> **Task to carry out**: Within the listing that follows, how many lines contain the word "this"? Only the number is wanted.

################

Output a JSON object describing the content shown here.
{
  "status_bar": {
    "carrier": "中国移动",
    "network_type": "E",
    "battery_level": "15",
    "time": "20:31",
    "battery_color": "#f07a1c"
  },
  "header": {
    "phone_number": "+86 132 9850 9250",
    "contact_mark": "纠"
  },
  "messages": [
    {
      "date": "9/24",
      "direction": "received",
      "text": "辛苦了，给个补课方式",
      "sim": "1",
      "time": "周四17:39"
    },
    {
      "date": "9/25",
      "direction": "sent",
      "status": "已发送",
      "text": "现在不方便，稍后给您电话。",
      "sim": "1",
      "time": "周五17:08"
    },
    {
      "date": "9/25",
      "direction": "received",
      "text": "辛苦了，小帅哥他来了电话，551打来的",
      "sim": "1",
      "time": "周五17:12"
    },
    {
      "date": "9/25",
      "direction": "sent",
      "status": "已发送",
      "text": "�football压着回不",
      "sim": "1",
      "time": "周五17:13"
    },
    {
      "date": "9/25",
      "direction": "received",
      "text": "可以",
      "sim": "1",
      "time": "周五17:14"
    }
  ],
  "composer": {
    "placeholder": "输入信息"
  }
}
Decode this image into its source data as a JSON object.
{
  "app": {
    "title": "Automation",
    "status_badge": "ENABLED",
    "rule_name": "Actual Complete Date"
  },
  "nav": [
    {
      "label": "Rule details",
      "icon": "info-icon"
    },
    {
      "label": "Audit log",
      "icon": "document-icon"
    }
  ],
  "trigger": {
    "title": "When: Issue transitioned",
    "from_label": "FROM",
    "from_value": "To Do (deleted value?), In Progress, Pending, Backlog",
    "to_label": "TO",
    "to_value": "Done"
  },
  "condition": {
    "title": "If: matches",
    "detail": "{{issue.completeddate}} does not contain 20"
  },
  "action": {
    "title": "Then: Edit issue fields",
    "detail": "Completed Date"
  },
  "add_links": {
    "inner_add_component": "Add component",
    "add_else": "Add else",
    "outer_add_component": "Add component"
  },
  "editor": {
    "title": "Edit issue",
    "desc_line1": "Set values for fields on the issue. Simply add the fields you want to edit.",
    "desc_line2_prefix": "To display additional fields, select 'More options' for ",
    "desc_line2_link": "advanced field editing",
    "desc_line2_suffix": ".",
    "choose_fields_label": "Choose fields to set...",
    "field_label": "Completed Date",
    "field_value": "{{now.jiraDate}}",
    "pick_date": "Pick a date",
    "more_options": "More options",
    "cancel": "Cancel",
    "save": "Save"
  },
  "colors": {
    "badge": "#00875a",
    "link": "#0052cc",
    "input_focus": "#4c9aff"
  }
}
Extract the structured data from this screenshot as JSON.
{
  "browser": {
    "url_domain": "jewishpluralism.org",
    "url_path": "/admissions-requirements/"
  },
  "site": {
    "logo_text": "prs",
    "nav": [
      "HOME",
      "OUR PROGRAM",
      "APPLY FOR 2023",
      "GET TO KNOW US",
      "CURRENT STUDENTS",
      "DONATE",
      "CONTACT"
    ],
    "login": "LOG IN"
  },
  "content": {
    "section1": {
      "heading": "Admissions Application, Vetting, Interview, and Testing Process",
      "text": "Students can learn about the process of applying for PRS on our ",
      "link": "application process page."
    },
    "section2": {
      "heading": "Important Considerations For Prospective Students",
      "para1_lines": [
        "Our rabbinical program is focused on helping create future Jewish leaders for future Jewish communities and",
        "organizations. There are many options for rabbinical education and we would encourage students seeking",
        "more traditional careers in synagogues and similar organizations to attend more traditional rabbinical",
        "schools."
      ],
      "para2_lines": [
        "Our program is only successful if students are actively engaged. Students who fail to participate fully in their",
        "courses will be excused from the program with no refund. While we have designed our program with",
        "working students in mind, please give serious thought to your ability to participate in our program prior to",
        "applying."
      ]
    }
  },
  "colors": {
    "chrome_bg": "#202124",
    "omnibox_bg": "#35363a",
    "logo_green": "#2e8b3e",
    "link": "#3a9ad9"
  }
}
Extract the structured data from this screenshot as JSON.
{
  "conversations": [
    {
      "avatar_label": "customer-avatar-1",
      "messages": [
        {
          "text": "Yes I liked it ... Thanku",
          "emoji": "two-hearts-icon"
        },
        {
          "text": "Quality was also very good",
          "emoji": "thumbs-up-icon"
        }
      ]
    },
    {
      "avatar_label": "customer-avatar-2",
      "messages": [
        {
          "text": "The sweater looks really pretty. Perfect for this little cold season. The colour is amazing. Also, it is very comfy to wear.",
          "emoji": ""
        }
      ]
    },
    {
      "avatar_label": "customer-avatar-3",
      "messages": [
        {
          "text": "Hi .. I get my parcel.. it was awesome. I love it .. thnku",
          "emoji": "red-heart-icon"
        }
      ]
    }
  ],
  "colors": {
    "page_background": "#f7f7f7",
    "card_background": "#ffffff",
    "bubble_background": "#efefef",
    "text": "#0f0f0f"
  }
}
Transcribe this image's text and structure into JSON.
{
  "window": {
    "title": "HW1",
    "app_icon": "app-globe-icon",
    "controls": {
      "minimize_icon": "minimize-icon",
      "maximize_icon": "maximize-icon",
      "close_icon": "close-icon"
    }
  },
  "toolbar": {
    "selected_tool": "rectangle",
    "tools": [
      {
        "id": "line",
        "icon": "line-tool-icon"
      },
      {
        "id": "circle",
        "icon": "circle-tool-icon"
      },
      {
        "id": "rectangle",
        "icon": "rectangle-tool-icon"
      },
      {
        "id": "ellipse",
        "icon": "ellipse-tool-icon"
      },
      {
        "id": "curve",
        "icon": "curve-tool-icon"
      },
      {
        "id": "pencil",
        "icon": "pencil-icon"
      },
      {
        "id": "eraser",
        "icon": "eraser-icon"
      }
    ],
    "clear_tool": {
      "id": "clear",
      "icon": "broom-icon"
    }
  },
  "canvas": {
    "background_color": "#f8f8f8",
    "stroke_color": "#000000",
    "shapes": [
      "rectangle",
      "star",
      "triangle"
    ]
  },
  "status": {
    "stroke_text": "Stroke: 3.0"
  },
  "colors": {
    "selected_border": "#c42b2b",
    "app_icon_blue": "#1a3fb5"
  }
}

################

> **Answer**: 5